The group, "Measured Growth for Menlo Park," also has bigger plans. Member Patti Fry described their goal as wanting city planning to be a consistent, consensus-driven process instead of piecemeal, project-by-project approvals that end up changing the city's zoning laws.
"We oppose changes that are driven by unsolicited projects that don't conform to city rules because these lead to developers writing most of our emerging laws and standards," Ms. Fry, a former planning commissioner, said.

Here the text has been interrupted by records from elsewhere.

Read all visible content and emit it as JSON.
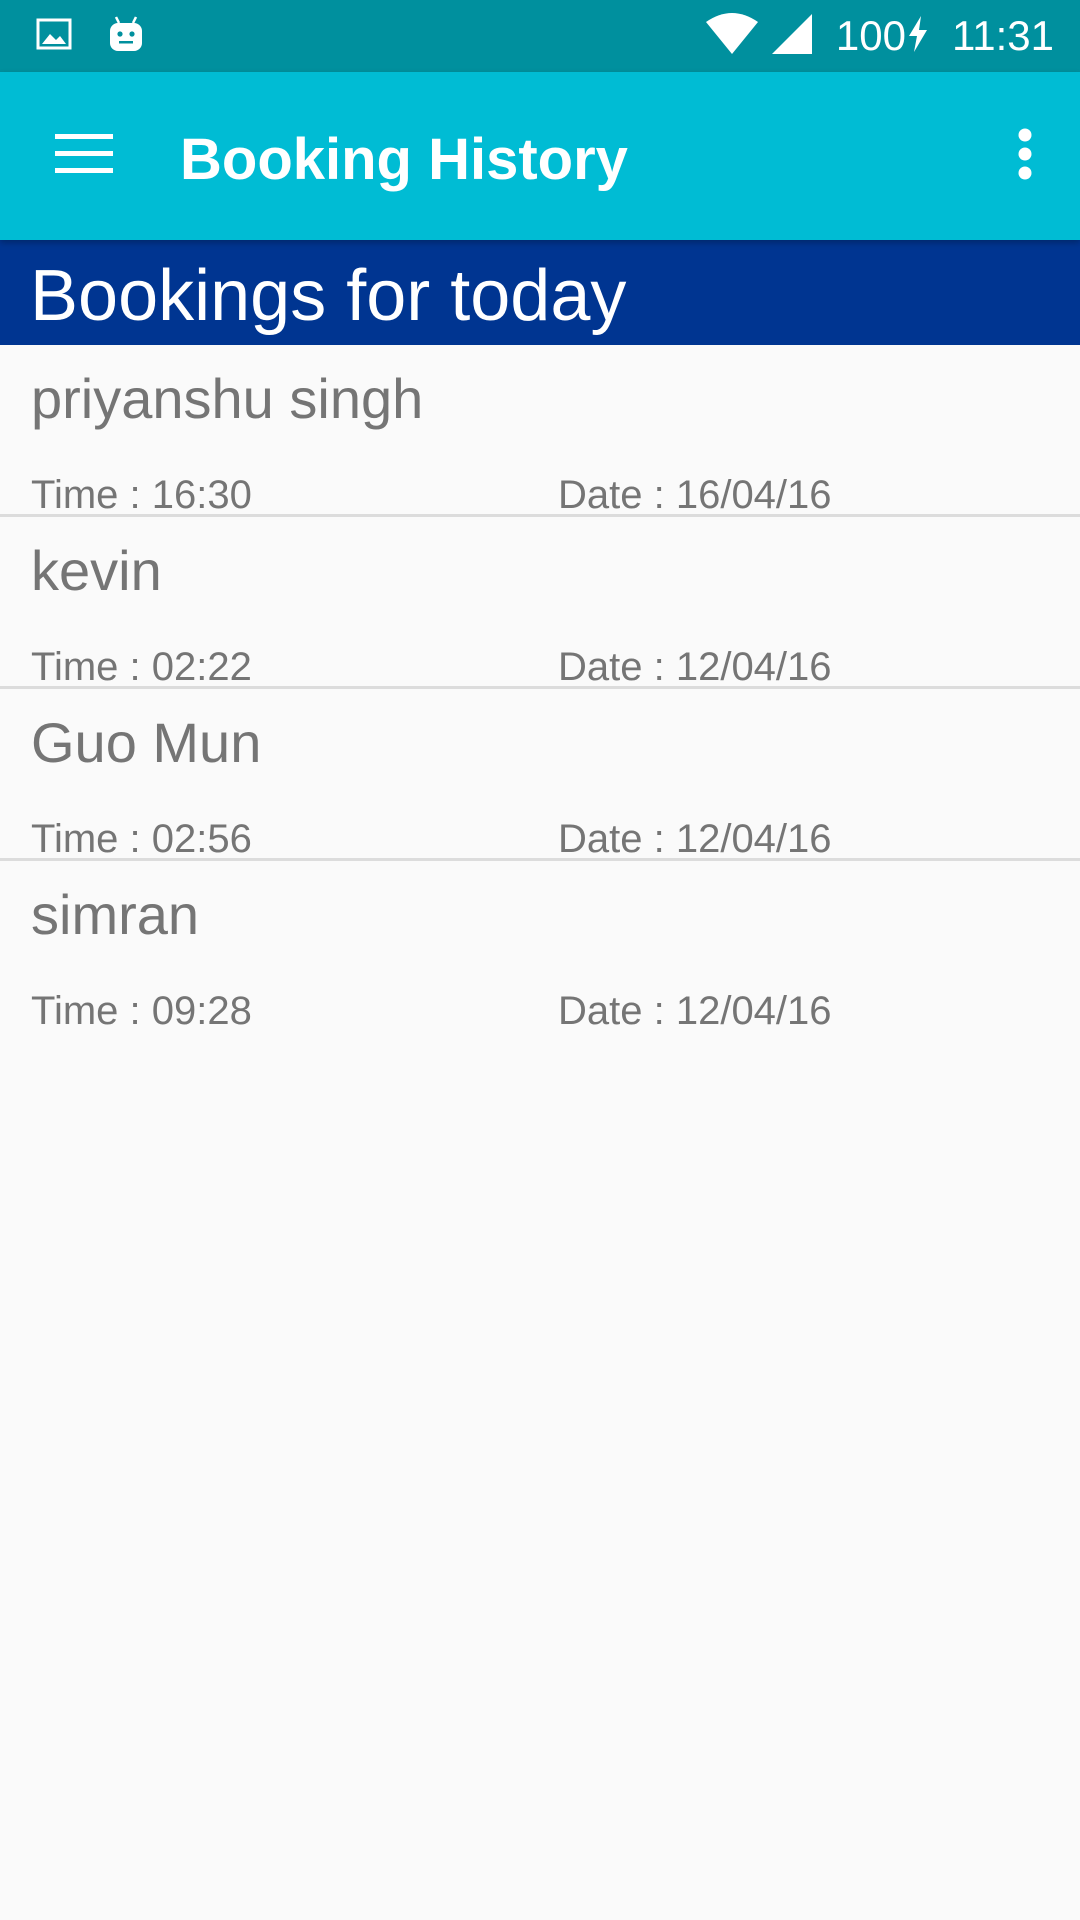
{
  "status_bar": {
    "battery": "100",
    "time": "11:31",
    "icons": [
      "image-icon",
      "android-icon",
      "wifi-icon",
      "signal-icon",
      "charging-icon"
    ]
  },
  "app_bar": {
    "title": "Booking History",
    "menu_icon": "hamburger-menu-icon",
    "overflow_icon": "more-vert-icon",
    "color": "#00bcd4"
  },
  "section": {
    "title": "Bookings for today",
    "color": "#003591"
  },
  "bookings": [
    {
      "name": "priyanshu singh",
      "time": "Time : 16:30",
      "date": "Date : 16/04/16"
    },
    {
      "name": "kevin",
      "time": "Time : 02:22",
      "date": "Date : 12/04/16"
    },
    {
      "name": "Guo Mun",
      "time": "Time : 02:56",
      "date": "Date : 12/04/16"
    },
    {
      "name": "simran",
      "time": "Time : 09:28",
      "date": "Date : 12/04/16"
    }
  ],
  "colors": {
    "status_bar": "#00909e",
    "background": "#fafafa",
    "text_secondary": "#757575",
    "divider": "#dcdcdc"
  }
}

"The Bohannon project is a case in point — it may not even start for eight years, or be completed for more than 20 years, but the M-2 planning was put on hold in favor of processing that project, and it changes both the city's General Plan and Zoning rules for its exclusive benefit," she said.
Balancing Menlo Park's budget, revising the city's fee structure, and updating the general plan to include environmental controls such as carbon emission regulations, round out the group's agenda.
Former mayor Paul Collachi also appears on the group's list of supporters.
Current city officials adding their two cents' worth to the group include Planning Commissioner Vince Bressler and Councilman Andy Cohen.
One candidate for City Council, Chuck Bernstein, has also signed on. He has challenged the language used in the ballot arguments supporting Measure T, saying it misled the public as to whether Menlo Park schools would benefit from the project.
Council members Rich Cline and Kelly Fergusson, who support the project, contributed to writing the ballot arguments. They responded to Mr. Bernstein's criticisms by standing firmly behind the language used.
Visit factsnothype.org to see the Measured Growth for Menlo Park website.